BLAKENEY, a small sea port, 4¼ miles N.W. by N. of Holt, and nearly a mile W. of Cley, has in its parish 1021 inhabitants, and 988 acres of land, mostly the property of Lord Calthorpe, the lord of the manor. It was anciently called Snitterley, and much frequented by German merchants. Henry III. granted it a market, which has long been obsolete, but it still enjoys a considerable trade in malt, corn, coal, &c., and was once a noted fishing station.
The town is above a mile from the beach, but has a good harbour or creek, which winds to the sea by a circuitous route of four miles, and was much improved under an act passed in 1817, so that vessels of 150 tons can now get up to the wharfs, where the spring tides rise about ten feet. (For Custom House, see Cley.)
Here was a Friary of Carmelites, founded in the 24th of Edward I., by Richard and John Stormer and Thomas Thober, and granted at its dissolution to Wm. Rede. In this monastery was educated that eccentric character, John de Baconsthorpe. Some portions of the boundary wall of the Friary still remain, on a declivity south of the CHURCH (St. Nicholas,) which has a lofty tower, serving as a sea-mark.
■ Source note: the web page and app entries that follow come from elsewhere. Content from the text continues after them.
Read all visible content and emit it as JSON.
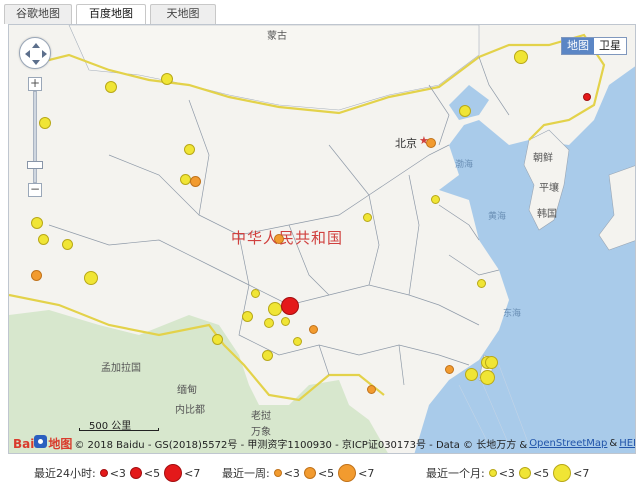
{
  "tabs": [
    {
      "label": "谷歌地图",
      "active": false
    },
    {
      "label": "百度地图",
      "active": true
    },
    {
      "label": "天地图",
      "active": false
    }
  ],
  "map_type": {
    "map_label": "地图",
    "satellite_label": "卫星"
  },
  "labels": {
    "mongolia": "蒙古",
    "china": "中华人民共和国",
    "beijing": "北京",
    "bohai": "渤海",
    "huanghai": "黄海",
    "donghai": "东海",
    "north_korea": "朝鲜",
    "pyongyang": "平壤",
    "korea": "韩国",
    "bangladesh": "孟加拉国",
    "myanmar": "缅甸",
    "naypyidaw": "内比都",
    "laos": "老挝",
    "vientiane": "万象"
  },
  "scale": {
    "text": "500 公里"
  },
  "copyright": {
    "logo_text": "Bai",
    "logo_suffix": "地图",
    "text": "© 2018 Baidu - GS(2018)5572号 - 甲测资字1100930 - 京ICP证030173号 - Data © 长地万方 &",
    "osm": "OpenStreetMap",
    "amp": "&",
    "here": "HERE"
  },
  "legend": {
    "day_label": "最近24小时:",
    "week_label": "最近一周:",
    "month_label": "最近一个月:",
    "lt3": "<3",
    "lt5": "<5",
    "lt7": "<7"
  },
  "colors": {
    "day": "#e4191a",
    "week": "#f29b2f",
    "month": "#f0e535"
  }
}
At the north-east corner of the chancel is a high turret, said to have been formerly used as a lighthouse.
The living is a rectory, valued in the King's Book at £26. 13s. 4d., and is consolidated with Cockthorpe, Glandford, and Langham Parva. The Rev. Joseph Cotterill, M.A., is incumbent, and Lord Calthorpe is patron. The joint benefices were valued in 1831 at £506 per annum. The rector has here a good residence, 7A. 1R. of glebe, and a yearly rent of £170, in lieu of tithes.
The Wesleyans have a small chapel here; and adjoining the churchyard is a National School, built in 1825.
The Poor's Land, 3A., in Morston, let for £4, was given to this parish, in 1694, by Wm. Styleman, in satisfaction of a rent-charge of 20s., left by an unknown donor. A yearly rent-charge of 12s., for distributions of coal, left by Robt. Bassett, in 1693, is paid out of Lord Calthorpe's estate. The interest of £24, left by Chpr. Ringer, is distributed in cloth or blankets. An old building, called the Guild Hall, with a vault capable of holding 60 chaldrons of coal, has belonged to the poor from an early period, and is now let for £4. 4s. a year.
The POST OFFICE is at Mrs. Ann Wells's, where letters arrive at ¼ before one, and are despatched at ¼ before two afternoon.
Barnes Stephen hair dresser, druggist, and stationer Bond Henry glazier, painter, &c Boorne Mrs Mary Cawston John sail maker Cotterill Rev. Joseph, M.A. Rectory Cragg James Baptist minister Crofts Eliz. Frankling Felix baker Haythorn Rev. F. curate Howard Edward butcher Jary Jas. clock and watch maker Jickling Francis A. clerk Kennedy Wm. bricklayer Pond Wm. brazier, smith, & ironmgr Sands John butcher Sparham James farmer Thompson Sarah beer seller Waller Edward bricklayer Whisker Thomas C. beer seller Wilson Thomas saddler, &c INNS AND PUBLIC HOUSES. Carroway Richard Calthorpe Arms Easter John King's Head Fitt Bennington Ship Storey Ann White Horse MERCHANTS. - (* are Maltsters.) * Brereton Robert John, & Randall Cook Wm. and R. (& Glandford) Starling John (and miller) * Temple Wm. and Charles Academies. Master Mariners. Beart Wm. Ellis Henry Newton Richd. Lane Miles Storey Eleanor May James Whittall Job Porter Wm. Shaul Thomas Grocers & Drprs. Shoemakers. Doyle Wm. Billing John Bullock Richd. (& baker) Doughty James Leatherdale Wm. Mayes Robert Newton Daniel Mountain Wm. Porter Robert Tyrrell Henry Wells Ann Joiners and Wheelwrights. Tailors. Allcock James Jordan Wm. Butters John Mallett Henry Dixon Henry Sands Richard Howes Richard Newland Wm.
CARRIER. John Miller, to Norwich, Tues. & Friday
Copyright © Pat Newby.